Start of PROVIDED DATA
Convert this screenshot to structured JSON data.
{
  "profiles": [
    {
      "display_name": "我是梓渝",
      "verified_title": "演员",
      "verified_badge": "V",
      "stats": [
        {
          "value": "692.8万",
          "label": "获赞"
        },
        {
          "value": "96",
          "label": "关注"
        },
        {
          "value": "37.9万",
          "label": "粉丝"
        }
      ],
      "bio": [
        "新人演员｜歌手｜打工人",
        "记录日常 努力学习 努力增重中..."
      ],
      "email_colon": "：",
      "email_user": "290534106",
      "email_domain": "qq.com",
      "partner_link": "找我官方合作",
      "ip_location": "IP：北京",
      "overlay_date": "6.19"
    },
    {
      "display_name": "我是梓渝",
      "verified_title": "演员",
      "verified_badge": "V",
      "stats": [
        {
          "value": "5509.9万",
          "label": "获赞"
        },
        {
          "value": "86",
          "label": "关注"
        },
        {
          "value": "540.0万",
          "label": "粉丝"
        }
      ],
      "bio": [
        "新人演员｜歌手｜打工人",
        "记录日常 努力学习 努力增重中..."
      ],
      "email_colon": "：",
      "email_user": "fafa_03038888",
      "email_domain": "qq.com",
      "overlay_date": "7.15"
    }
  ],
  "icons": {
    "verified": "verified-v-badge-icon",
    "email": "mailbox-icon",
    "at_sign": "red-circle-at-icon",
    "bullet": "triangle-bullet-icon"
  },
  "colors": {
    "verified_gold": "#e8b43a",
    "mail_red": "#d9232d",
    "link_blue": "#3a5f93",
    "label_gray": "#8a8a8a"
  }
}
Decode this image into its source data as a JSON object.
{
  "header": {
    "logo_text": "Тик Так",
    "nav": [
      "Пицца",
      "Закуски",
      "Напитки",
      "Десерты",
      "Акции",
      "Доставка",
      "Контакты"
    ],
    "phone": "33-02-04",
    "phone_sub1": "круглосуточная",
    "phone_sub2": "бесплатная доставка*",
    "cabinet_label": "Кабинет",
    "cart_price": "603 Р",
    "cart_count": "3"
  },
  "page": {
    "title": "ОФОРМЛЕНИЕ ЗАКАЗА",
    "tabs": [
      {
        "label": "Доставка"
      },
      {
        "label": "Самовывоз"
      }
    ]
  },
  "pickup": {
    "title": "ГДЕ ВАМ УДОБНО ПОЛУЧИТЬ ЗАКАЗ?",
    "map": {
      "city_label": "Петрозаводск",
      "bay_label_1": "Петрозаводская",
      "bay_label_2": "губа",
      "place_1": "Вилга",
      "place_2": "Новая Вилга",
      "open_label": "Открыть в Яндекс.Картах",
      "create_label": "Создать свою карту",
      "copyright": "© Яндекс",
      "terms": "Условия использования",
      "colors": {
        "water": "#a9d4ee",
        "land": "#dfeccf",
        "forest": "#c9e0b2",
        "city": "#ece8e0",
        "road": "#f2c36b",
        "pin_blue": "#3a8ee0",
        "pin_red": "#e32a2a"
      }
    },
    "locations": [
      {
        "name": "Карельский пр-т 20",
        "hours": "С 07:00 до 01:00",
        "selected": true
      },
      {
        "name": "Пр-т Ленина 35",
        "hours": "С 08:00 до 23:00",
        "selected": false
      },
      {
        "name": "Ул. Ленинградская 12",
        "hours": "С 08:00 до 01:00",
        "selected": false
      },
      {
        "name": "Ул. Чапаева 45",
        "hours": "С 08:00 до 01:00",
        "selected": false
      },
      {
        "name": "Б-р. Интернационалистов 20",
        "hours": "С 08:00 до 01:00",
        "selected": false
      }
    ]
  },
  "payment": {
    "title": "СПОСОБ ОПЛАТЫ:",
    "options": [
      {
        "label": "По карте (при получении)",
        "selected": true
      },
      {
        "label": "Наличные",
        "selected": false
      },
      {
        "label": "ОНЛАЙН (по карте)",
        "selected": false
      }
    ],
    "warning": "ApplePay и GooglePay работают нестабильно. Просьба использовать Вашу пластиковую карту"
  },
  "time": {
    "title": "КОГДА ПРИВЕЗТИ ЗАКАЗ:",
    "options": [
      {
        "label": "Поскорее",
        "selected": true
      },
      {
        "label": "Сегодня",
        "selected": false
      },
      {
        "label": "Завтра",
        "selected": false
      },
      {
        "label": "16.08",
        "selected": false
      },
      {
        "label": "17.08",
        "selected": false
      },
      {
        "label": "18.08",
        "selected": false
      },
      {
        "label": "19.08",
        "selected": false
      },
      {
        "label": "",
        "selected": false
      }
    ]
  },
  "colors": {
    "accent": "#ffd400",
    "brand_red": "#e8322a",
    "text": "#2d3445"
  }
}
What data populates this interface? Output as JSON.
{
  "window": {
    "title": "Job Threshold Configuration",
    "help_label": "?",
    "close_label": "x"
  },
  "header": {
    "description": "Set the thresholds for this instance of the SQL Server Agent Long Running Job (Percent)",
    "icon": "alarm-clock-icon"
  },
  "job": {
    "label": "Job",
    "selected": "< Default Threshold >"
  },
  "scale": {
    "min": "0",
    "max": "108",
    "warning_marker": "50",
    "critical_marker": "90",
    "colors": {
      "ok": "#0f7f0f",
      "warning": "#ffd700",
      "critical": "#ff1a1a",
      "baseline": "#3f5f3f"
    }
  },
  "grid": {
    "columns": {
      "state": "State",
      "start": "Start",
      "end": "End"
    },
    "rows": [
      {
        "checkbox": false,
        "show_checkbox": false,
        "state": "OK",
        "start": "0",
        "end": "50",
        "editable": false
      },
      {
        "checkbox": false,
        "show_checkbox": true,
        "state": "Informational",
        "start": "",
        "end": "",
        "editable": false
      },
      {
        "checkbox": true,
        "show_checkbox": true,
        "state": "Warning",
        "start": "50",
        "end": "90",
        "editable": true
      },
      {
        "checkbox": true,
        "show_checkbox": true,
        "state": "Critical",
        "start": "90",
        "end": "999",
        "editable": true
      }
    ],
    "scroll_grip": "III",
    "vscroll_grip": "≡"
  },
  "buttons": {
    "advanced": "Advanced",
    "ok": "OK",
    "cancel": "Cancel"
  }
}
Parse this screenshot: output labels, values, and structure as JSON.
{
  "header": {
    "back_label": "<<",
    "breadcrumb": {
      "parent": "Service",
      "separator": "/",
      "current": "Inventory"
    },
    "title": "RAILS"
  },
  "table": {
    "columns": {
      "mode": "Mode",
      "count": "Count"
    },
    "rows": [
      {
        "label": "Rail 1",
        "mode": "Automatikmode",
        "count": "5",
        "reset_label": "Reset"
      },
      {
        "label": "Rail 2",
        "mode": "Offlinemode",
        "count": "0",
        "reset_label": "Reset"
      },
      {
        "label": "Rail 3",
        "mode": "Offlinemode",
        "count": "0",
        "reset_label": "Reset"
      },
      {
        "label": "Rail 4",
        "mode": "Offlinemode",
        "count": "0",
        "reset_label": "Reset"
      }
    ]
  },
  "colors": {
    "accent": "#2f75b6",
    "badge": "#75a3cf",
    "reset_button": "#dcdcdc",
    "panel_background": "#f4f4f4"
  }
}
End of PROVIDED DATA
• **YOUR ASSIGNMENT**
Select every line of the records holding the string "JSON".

• **YOUR RESPONSE**
Convert this screenshot to structured JSON data.
Decode this image into its source data as a JSON object.
What data populates this interface? Output as JSON.
Parse this screenshot: output labels, values, and structure as JSON.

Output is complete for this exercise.